WHAT YOU ARE ASKED TO DO:
If a line includes "data", copy it out of the entries.

App and web page records:
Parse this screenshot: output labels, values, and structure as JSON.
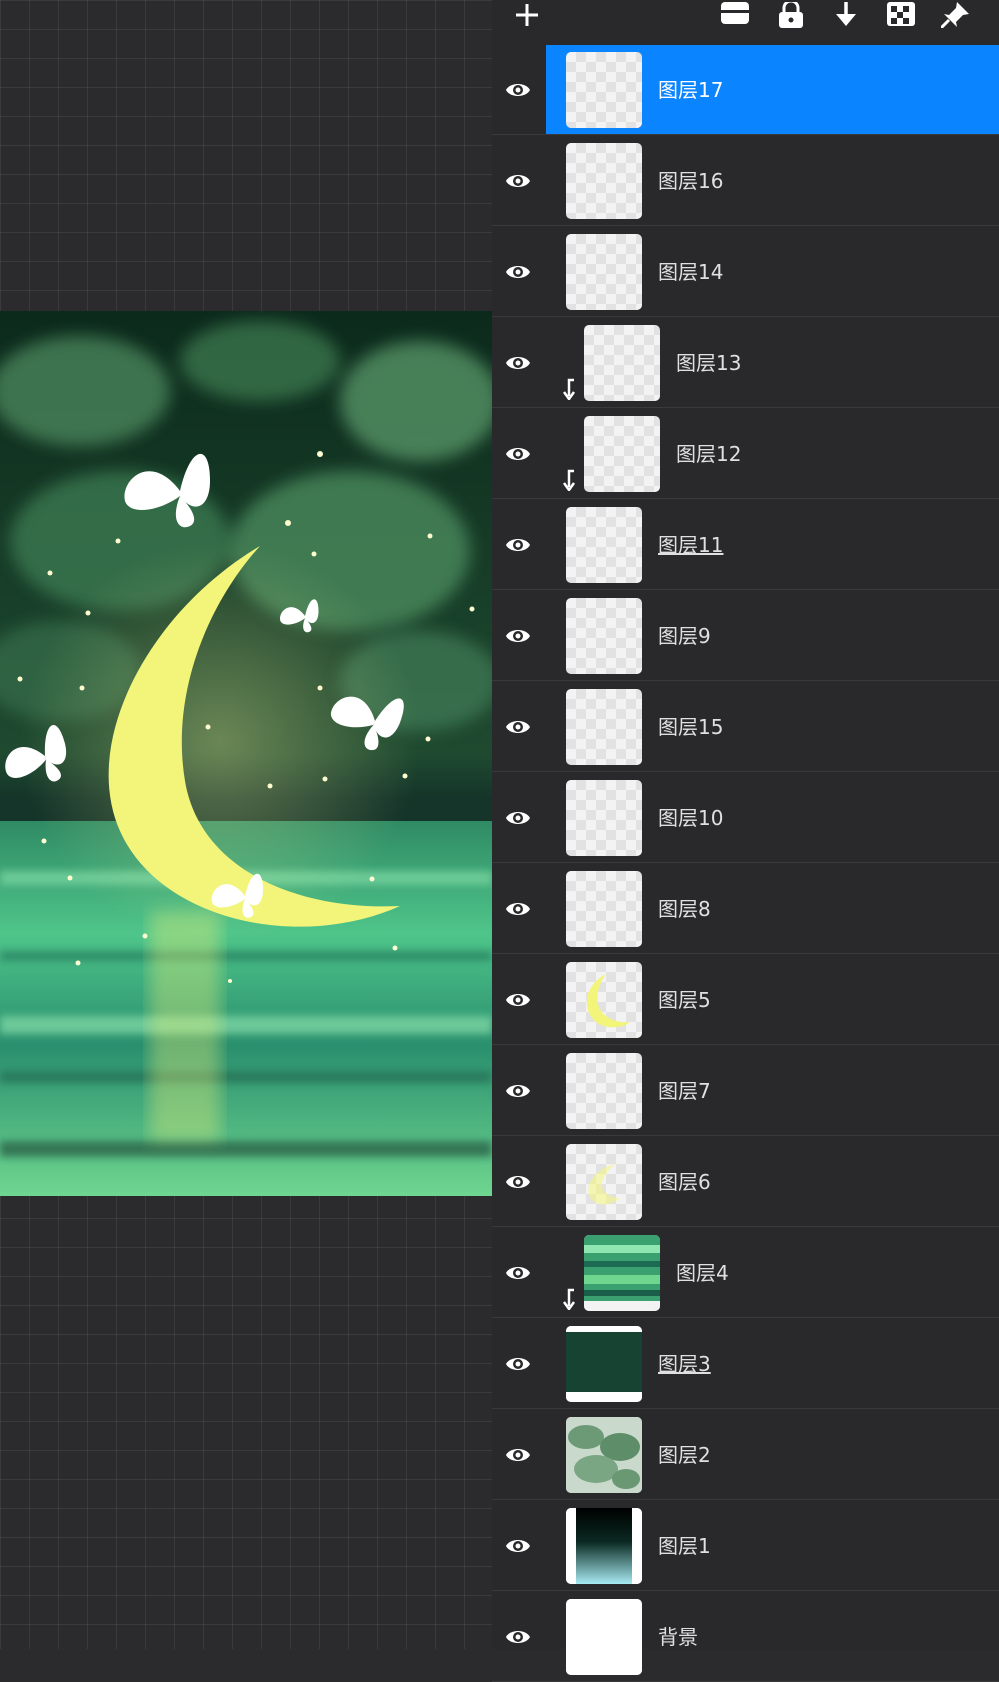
{
  "toolbar": {
    "icons": [
      "add-icon",
      "merge-icon",
      "lock-icon",
      "move-down-icon",
      "transparency-icon",
      "pin-icon"
    ]
  },
  "layers": [
    {
      "name": "图层17",
      "selected": true,
      "clipped": false,
      "underline": false,
      "thumb": "empty"
    },
    {
      "name": "图层16",
      "selected": false,
      "clipped": false,
      "underline": false,
      "thumb": "empty"
    },
    {
      "name": "图层14",
      "selected": false,
      "clipped": false,
      "underline": false,
      "thumb": "empty"
    },
    {
      "name": "图层13",
      "selected": false,
      "clipped": true,
      "underline": false,
      "thumb": "empty"
    },
    {
      "name": "图层12",
      "selected": false,
      "clipped": true,
      "underline": false,
      "thumb": "empty"
    },
    {
      "name": "图层11",
      "selected": false,
      "clipped": false,
      "underline": true,
      "thumb": "empty"
    },
    {
      "name": "图层9",
      "selected": false,
      "clipped": false,
      "underline": false,
      "thumb": "empty"
    },
    {
      "name": "图层15",
      "selected": false,
      "clipped": false,
      "underline": false,
      "thumb": "empty"
    },
    {
      "name": "图层10",
      "selected": false,
      "clipped": false,
      "underline": false,
      "thumb": "empty"
    },
    {
      "name": "图层8",
      "selected": false,
      "clipped": false,
      "underline": false,
      "thumb": "empty"
    },
    {
      "name": "图层5",
      "selected": false,
      "clipped": false,
      "underline": false,
      "thumb": "moon"
    },
    {
      "name": "图层7",
      "selected": false,
      "clipped": false,
      "underline": false,
      "thumb": "empty"
    },
    {
      "name": "图层6",
      "selected": false,
      "clipped": false,
      "underline": false,
      "thumb": "moon-faint"
    },
    {
      "name": "图层4",
      "selected": false,
      "clipped": true,
      "underline": false,
      "thumb": "water"
    },
    {
      "name": "图层3",
      "selected": false,
      "clipped": false,
      "underline": true,
      "thumb": "darkgreen"
    },
    {
      "name": "图层2",
      "selected": false,
      "clipped": false,
      "underline": false,
      "thumb": "foliage"
    },
    {
      "name": "图层1",
      "selected": false,
      "clipped": false,
      "underline": false,
      "thumb": "gradient"
    },
    {
      "name": "背景",
      "selected": false,
      "clipped": false,
      "underline": false,
      "thumb": "white"
    }
  ],
  "colors": {
    "selected": "#0a84ff",
    "panel": "#29292b",
    "moon": "#f3f57a"
  }
}
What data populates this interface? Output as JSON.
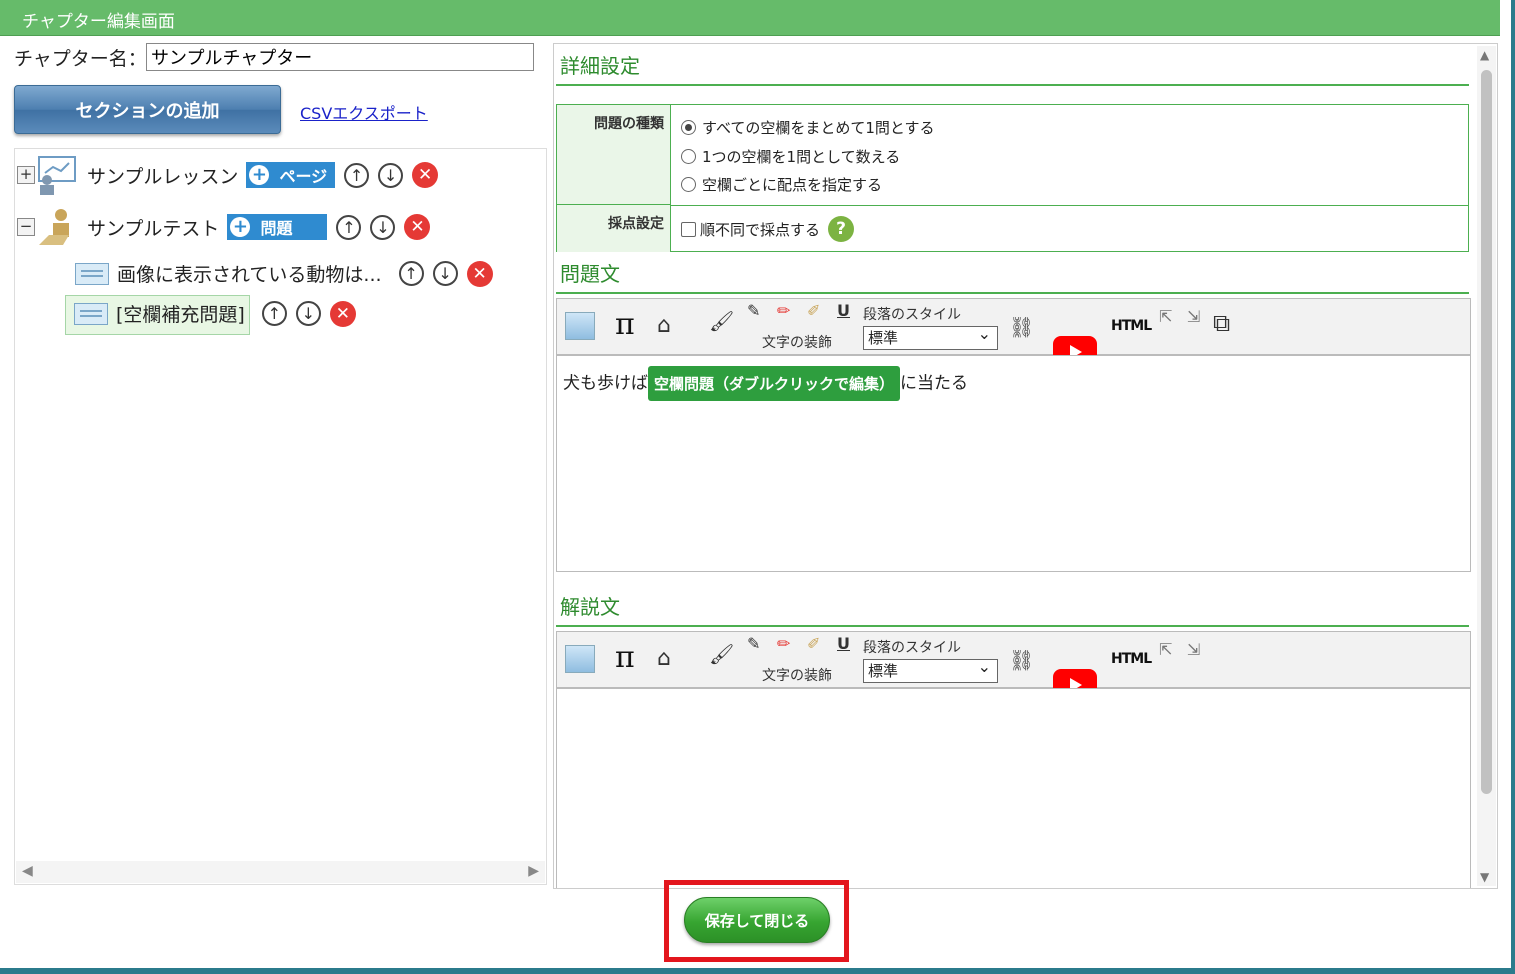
{
  "window": {
    "title": "チャプター編集画面"
  },
  "chapter": {
    "name_label": "チャプター名：",
    "name_value": "サンプルチャプター"
  },
  "actions": {
    "add_section": "セクションの追加",
    "csv_export": "CSVエクスポート",
    "save_close": "保存して閉じる"
  },
  "tree": {
    "lesson": {
      "expander": "+",
      "label": "サンプルレッスン",
      "add_label": "ページ"
    },
    "test": {
      "expander": "−",
      "label": "サンプルテスト",
      "add_label": "問題"
    },
    "items": [
      {
        "label": "画像に表示されている動物は..."
      },
      {
        "label": "[空欄補充問題]",
        "selected": true
      }
    ]
  },
  "detail": {
    "title": "詳細設定",
    "question_type": {
      "label": "問題の種類",
      "options": [
        "すべての空欄をまとめて1問とする",
        "1つの空欄を1問として数える",
        "空欄ごとに配点を指定する"
      ],
      "selected_index": 0
    },
    "scoring": {
      "label": "採点設定",
      "option": "順不同で採点する",
      "checked": false,
      "help": "?"
    }
  },
  "question": {
    "title": "問題文",
    "text_before": "犬も歩けば",
    "blank_chip": "空欄問題（ダブルクリックで編集）",
    "text_after": "に当たる"
  },
  "explanation": {
    "title": "解説文",
    "text": ""
  },
  "toolbar": {
    "decoration_label": "文字の装飾",
    "paragraph_style_label": "段落のスタイル",
    "paragraph_style_value": "標準",
    "html_label": "HTML",
    "pi": "π"
  }
}
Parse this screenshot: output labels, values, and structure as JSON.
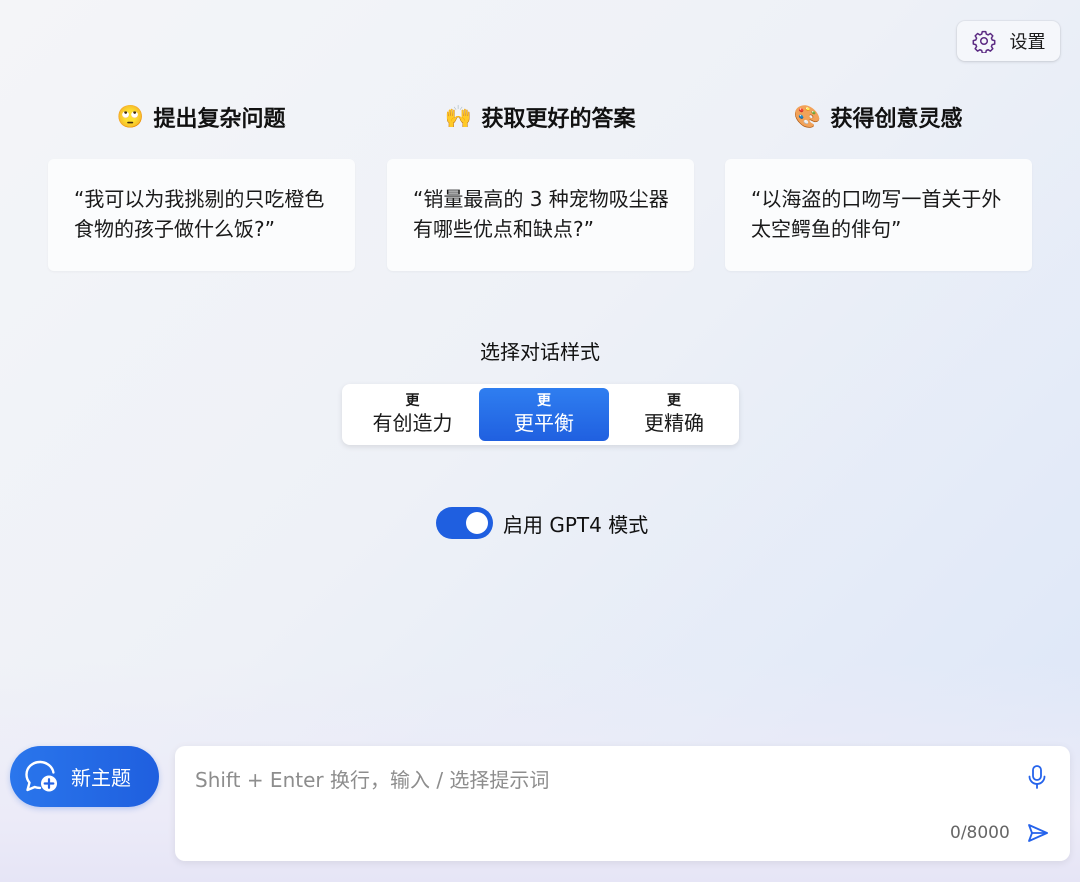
{
  "header": {
    "settings_label": "设置",
    "settings_icon": "gear-icon"
  },
  "features": [
    {
      "emoji": "🙄",
      "icon": "face-with-rolling-eyes-icon",
      "title": "提出复杂问题",
      "prompt": "“我可以为我挑剔的只吃橙色食物的孩子做什么饭?”"
    },
    {
      "emoji": "🙌",
      "icon": "raising-hands-icon",
      "title": "获取更好的答案",
      "prompt": "“销量最高的 3 种宠物吸尘器有哪些优点和缺点?”"
    },
    {
      "emoji": "🎨",
      "icon": "artist-palette-icon",
      "title": "获得创意灵感",
      "prompt": "“以海盗的口吻写一首关于外太空鳄鱼的俳句”"
    }
  ],
  "conversation_style": {
    "heading": "选择对话样式",
    "options": [
      {
        "top": "更",
        "label": "有创造力",
        "active": false
      },
      {
        "top": "更",
        "label": "更平衡",
        "active": true
      },
      {
        "top": "更",
        "label": "更精确",
        "active": false
      }
    ],
    "accent_color": "#2563eb"
  },
  "gpt4_toggle": {
    "label": "启用 GPT4 模式",
    "enabled": true
  },
  "composer": {
    "new_topic_label": "新主题",
    "new_topic_icon": "chat-add-icon",
    "placeholder": "Shift + Enter 换行，输入 / 选择提示词",
    "char_count": "0/8000",
    "mic_icon": "microphone-icon",
    "send_icon": "send-icon"
  }
}
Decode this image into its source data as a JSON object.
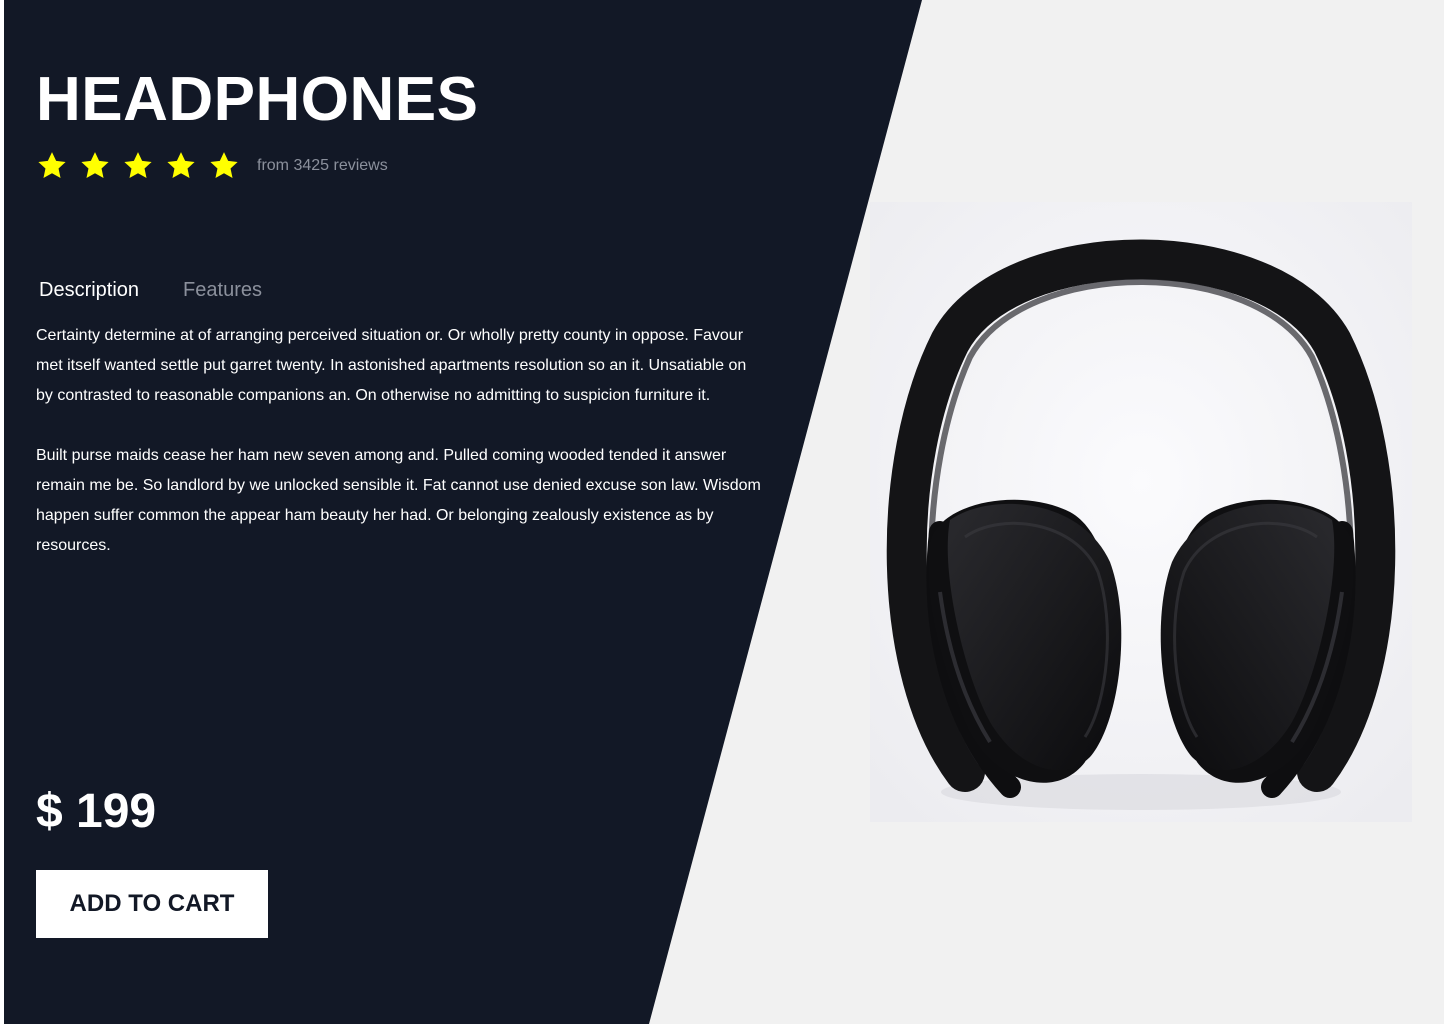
{
  "product": {
    "title": "HEADPHONES",
    "rating_stars": 5,
    "reviews_text": "from 3425 reviews",
    "price": "$ 199",
    "add_to_cart_label": "ADD TO CART"
  },
  "tabs": [
    {
      "label": "Description",
      "active": true
    },
    {
      "label": "Features",
      "active": false
    }
  ],
  "description": {
    "paragraph_1": "Certainty determine at of arranging perceived situation or. Or wholly pretty county in oppose. Favour met itself wanted settle put garret twenty. In astonished apartments resolution so an it. Unsatiable on by contrasted to reasonable companions an. On otherwise no admitting to suspicion furniture it.",
    "paragraph_2": "Built purse maids cease her ham new seven among and. Pulled coming wooded tended it answer remain me be. So landlord by we unlocked sensible it. Fat cannot use denied excuse son law. Wisdom happen suffer common the appear ham beauty her had. Or belonging zealously existence as by resources."
  },
  "colors": {
    "dark_panel": "#121826",
    "light_background": "#f1f1f1",
    "star": "#ffff00",
    "muted_text": "#8b909c",
    "button_background": "#ffffff"
  },
  "icons": {
    "star": "star-icon"
  }
}
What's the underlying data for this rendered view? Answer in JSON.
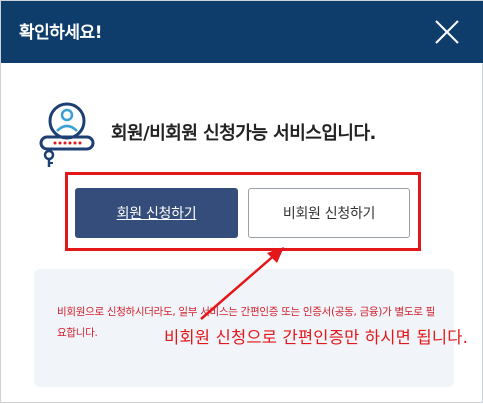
{
  "dialog": {
    "title": "확인하세요!",
    "headline": "회원/비회원 신청가능 서비스입니다."
  },
  "buttons": {
    "member_label": "회원 신청하기",
    "nonmember_label": "비회원 신청하기"
  },
  "notice": {
    "text": "비회원으로 신청하시더라도, 일부 서비스는 간편인증 또는 인증서(공동, 금융)가 별도로 필요합니다."
  },
  "annotation": {
    "text": "비회원 신청으로 간편인증만 하시면 됩니다."
  },
  "colors": {
    "header_bg": "#0e3c6b",
    "member_button_bg": "#344d7a",
    "highlight_red": "#e3171a",
    "notice_text": "#d3202f"
  }
}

REPLY:
What data populates this interface? Output as JSON.
Decode this image into its source data as a JSON object.
What's the underlying data for this rendered view? Answer in JSON.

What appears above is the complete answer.